--- Goal of the exercise ---
The line containing "Read all visible" marks the start; return it and every line after it in the listing below, exactly, through the last.

--- Task input ---
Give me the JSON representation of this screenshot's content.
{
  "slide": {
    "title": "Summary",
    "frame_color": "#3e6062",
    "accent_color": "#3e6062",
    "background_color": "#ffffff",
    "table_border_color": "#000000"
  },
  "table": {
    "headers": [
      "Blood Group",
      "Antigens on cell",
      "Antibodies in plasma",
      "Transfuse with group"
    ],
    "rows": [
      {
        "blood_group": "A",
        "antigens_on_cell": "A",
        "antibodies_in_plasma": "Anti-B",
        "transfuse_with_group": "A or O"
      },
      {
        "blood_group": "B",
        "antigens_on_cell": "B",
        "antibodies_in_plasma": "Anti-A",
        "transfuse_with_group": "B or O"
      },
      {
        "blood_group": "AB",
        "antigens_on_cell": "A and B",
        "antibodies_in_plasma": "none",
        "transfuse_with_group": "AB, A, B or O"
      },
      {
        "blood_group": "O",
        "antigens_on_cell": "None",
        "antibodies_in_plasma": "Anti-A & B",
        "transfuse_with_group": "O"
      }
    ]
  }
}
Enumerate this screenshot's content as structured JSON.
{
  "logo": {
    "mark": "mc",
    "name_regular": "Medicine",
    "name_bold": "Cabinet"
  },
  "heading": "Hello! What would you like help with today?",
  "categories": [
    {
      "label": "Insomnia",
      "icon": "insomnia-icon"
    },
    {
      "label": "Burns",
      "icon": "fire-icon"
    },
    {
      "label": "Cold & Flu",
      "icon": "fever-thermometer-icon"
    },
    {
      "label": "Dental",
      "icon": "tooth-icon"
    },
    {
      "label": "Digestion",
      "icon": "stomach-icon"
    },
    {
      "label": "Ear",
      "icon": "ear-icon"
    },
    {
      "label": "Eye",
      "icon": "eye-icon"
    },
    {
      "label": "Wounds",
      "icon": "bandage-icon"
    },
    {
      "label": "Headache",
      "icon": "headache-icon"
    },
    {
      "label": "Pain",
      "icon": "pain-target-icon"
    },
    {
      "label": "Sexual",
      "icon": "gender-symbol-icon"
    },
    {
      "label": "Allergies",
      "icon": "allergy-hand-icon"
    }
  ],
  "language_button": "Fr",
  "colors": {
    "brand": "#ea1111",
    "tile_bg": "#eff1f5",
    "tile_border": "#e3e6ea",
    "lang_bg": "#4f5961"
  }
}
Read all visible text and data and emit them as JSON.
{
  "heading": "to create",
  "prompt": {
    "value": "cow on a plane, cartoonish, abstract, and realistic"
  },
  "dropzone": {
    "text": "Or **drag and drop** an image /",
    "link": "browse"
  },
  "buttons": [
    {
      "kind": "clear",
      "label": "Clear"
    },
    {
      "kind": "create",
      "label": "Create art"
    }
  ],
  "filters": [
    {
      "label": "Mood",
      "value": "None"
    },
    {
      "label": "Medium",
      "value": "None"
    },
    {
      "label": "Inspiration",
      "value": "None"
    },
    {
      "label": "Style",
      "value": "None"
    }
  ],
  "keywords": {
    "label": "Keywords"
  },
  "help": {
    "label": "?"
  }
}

--- Finished task ---
Read all visible text and data and emit them as JSON.
{
  "heading": "to create",
  "prompt": {
    "value": "cow on a plane, cartoonish, abstract, and realistic"
  },
  "dropzone": {
    "text": "Or **drag and drop** an image /",
    "link": "browse"
  },
  "buttons": [
    {
      "kind": "clear",
      "label": "Clear"
    },
    {
      "kind": "create",
      "label": "Create art"
    }
  ],
  "filters": [
    {
      "label": "Mood",
      "value": "None"
    },
    {
      "label": "Medium",
      "value": "None"
    },
    {
      "label": "Inspiration",
      "value": "None"
    },
    {
      "label": "Style",
      "value": "None"
    }
  ],
  "keywords": {
    "label": "Keywords"
  },
  "help": {
    "label": "?"
  }
}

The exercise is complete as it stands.